*Data listing*.
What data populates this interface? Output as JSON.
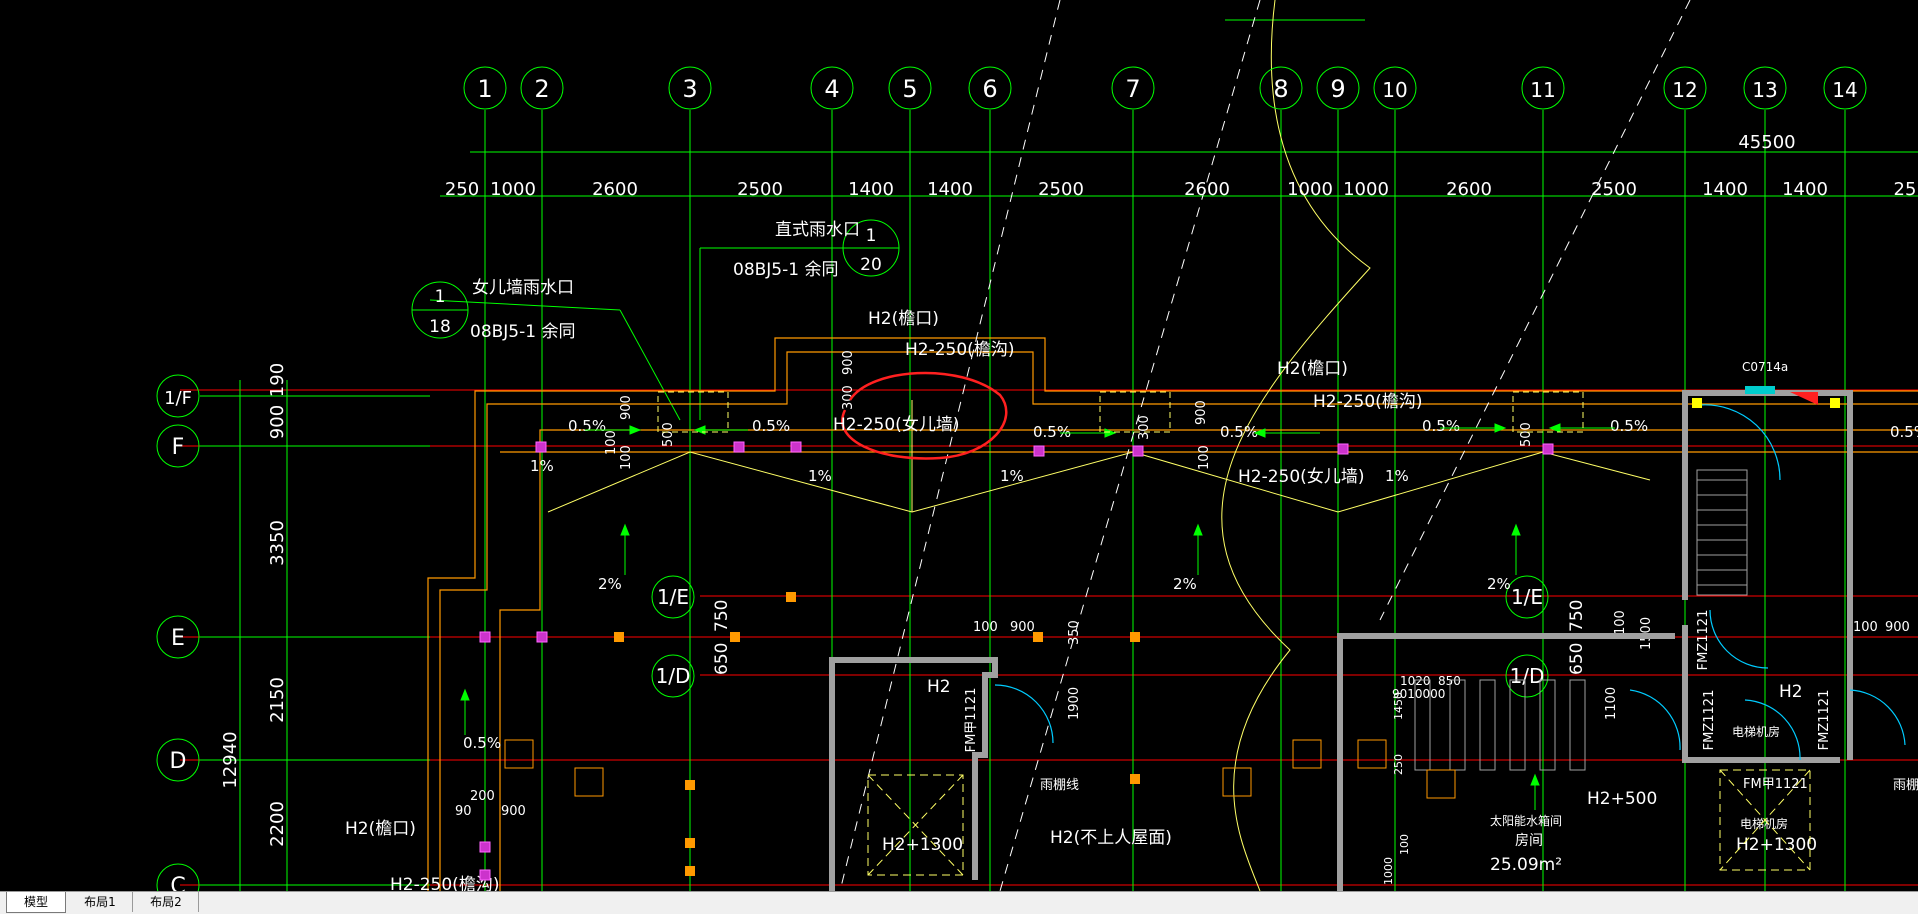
{
  "axes_top": [
    "1",
    "2",
    "3",
    "4",
    "5",
    "6",
    "7",
    "8",
    "9",
    "10",
    "11",
    "12",
    "13",
    "14"
  ],
  "axes_left": [
    "1/F",
    "F",
    "E",
    "D",
    "C"
  ],
  "axes_inner": [
    "1/E",
    "1/D",
    "1/E",
    "1/D"
  ],
  "dim_total": "45500",
  "dim_segments": [
    "250",
    "1000",
    "2600",
    "2500",
    "1400",
    "1400",
    "2500",
    "2600",
    "1000",
    "1000",
    "2600",
    "2500",
    "1400",
    "1400",
    "25"
  ],
  "dim_left": [
    "190",
    "900",
    "3350",
    "2150",
    "2200"
  ],
  "dim_left_total": "12940",
  "labels": {
    "rain_outlet_direct": "直式雨水口",
    "rain_outlet_parapet": "女儿墙雨水口",
    "ref_08bj": "08BJ5-1 余同",
    "ref_08bj_b": "08BJ5-1 余同",
    "detail_20_num": "1",
    "detail_20_den": "20",
    "detail_18_num": "1",
    "detail_18_den": "18",
    "h2_eave": "H2(檐口)",
    "h2_eave_b": "H2(檐口)",
    "h2_eave_c": "H2(檐口)",
    "h2_gutter": "H2-250(檐沟)",
    "h2_gutter_b": "H2-250(檐沟)",
    "h2_gutter_c": "H2-250(檐沟)",
    "h2_parapet": "H2-250(女儿墙)",
    "h2_parapet_b": "H2-250(女儿墙)",
    "h2_plain": "H2",
    "h2_plain_b": "H2",
    "h2_1300": "H2+1300",
    "h2_1300_b": "H2+1300",
    "h2_500": "H2+500",
    "h2_no_access": "H2(不上人屋面)",
    "door_fm1": "FM甲1121",
    "door_fm2": "FMZ1121",
    "door_fm3": "FMZ1121",
    "door_fm4": "FMZ1121",
    "door_fm5": "FM甲1121",
    "window_c": "C0714a",
    "rain_line": "雨棚线",
    "rain_line_b": "雨棚线",
    "elevator_room": "电梯机房",
    "elevator_room_b": "电梯机房",
    "solar_room_1": "太阳能水箱间",
    "solar_room_2": "房间",
    "area": "25.09m²"
  },
  "slopes": {
    "half_pct": "0.5%",
    "one_pct": "1%",
    "two_pct": "2%"
  },
  "small_dims": {
    "d900": "900",
    "d100": "100",
    "d500": "500",
    "d300": "300",
    "d750": "750",
    "d650": "650",
    "d350": "350",
    "d1900": "1900",
    "d200": "200",
    "d90": "90",
    "d1100": "1100",
    "d1450": "1450",
    "d250": "250",
    "d1020": "1020",
    "d850": "850",
    "d9010": "9010000",
    "d1500": "1500",
    "d1000": "1000"
  },
  "tabs": [
    "模型",
    "布局1",
    "布局2"
  ],
  "colors": {
    "background": "#000000",
    "axis_green": "#00ff00",
    "grid_red": "#ff0000",
    "wall_orange": "#ff9900",
    "roof_yellow": "#ffff66",
    "text_white": "#ffffff",
    "annotation_red": "#ff2020",
    "column_magenta": "#cc33cc",
    "wall_gray": "#a0a0a0"
  }
}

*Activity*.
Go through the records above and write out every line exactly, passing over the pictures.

*Answer to this problem*.
What data populates this interface? Output as JSON.
{
  "axes_top": [
    "1",
    "2",
    "3",
    "4",
    "5",
    "6",
    "7",
    "8",
    "9",
    "10",
    "11",
    "12",
    "13",
    "14"
  ],
  "axes_left": [
    "1/F",
    "F",
    "E",
    "D",
    "C"
  ],
  "axes_inner": [
    "1/E",
    "1/D",
    "1/E",
    "1/D"
  ],
  "dim_total": "45500",
  "dim_segments": [
    "250",
    "1000",
    "2600",
    "2500",
    "1400",
    "1400",
    "2500",
    "2600",
    "1000",
    "1000",
    "2600",
    "2500",
    "1400",
    "1400",
    "25"
  ],
  "dim_left": [
    "190",
    "900",
    "3350",
    "2150",
    "2200"
  ],
  "dim_left_total": "12940",
  "labels": {
    "rain_outlet_direct": "直式雨水口",
    "rain_outlet_parapet": "女儿墙雨水口",
    "ref_08bj": "08BJ5-1 余同",
    "ref_08bj_b": "08BJ5-1 余同",
    "detail_20_num": "1",
    "detail_20_den": "20",
    "detail_18_num": "1",
    "detail_18_den": "18",
    "h2_eave": "H2(檐口)",
    "h2_eave_b": "H2(檐口)",
    "h2_eave_c": "H2(檐口)",
    "h2_gutter": "H2-250(檐沟)",
    "h2_gutter_b": "H2-250(檐沟)",
    "h2_gutter_c": "H2-250(檐沟)",
    "h2_parapet": "H2-250(女儿墙)",
    "h2_parapet_b": "H2-250(女儿墙)",
    "h2_plain": "H2",
    "h2_plain_b": "H2",
    "h2_1300": "H2+1300",
    "h2_1300_b": "H2+1300",
    "h2_500": "H2+500",
    "h2_no_access": "H2(不上人屋面)",
    "door_fm1": "FM甲1121",
    "door_fm2": "FMZ1121",
    "door_fm3": "FMZ1121",
    "door_fm4": "FMZ1121",
    "door_fm5": "FM甲1121",
    "window_c": "C0714a",
    "rain_line": "雨棚线",
    "rain_line_b": "雨棚线",
    "elevator_room": "电梯机房",
    "elevator_room_b": "电梯机房",
    "solar_room_1": "太阳能水箱间",
    "solar_room_2": "房间",
    "area": "25.09m²"
  },
  "slopes": {
    "half_pct": "0.5%",
    "one_pct": "1%",
    "two_pct": "2%"
  },
  "small_dims": {
    "d900": "900",
    "d100": "100",
    "d500": "500",
    "d300": "300",
    "d750": "750",
    "d650": "650",
    "d350": "350",
    "d1900": "1900",
    "d200": "200",
    "d90": "90",
    "d1100": "1100",
    "d1450": "1450",
    "d250": "250",
    "d1020": "1020",
    "d850": "850",
    "d9010": "9010000",
    "d1500": "1500",
    "d1000": "1000"
  },
  "tabs": [
    "模型",
    "布局1",
    "布局2"
  ],
  "colors": {
    "background": "#000000",
    "axis_green": "#00ff00",
    "grid_red": "#ff0000",
    "wall_orange": "#ff9900",
    "roof_yellow": "#ffff66",
    "text_white": "#ffffff",
    "annotation_red": "#ff2020",
    "column_magenta": "#cc33cc",
    "wall_gray": "#a0a0a0"
  }
}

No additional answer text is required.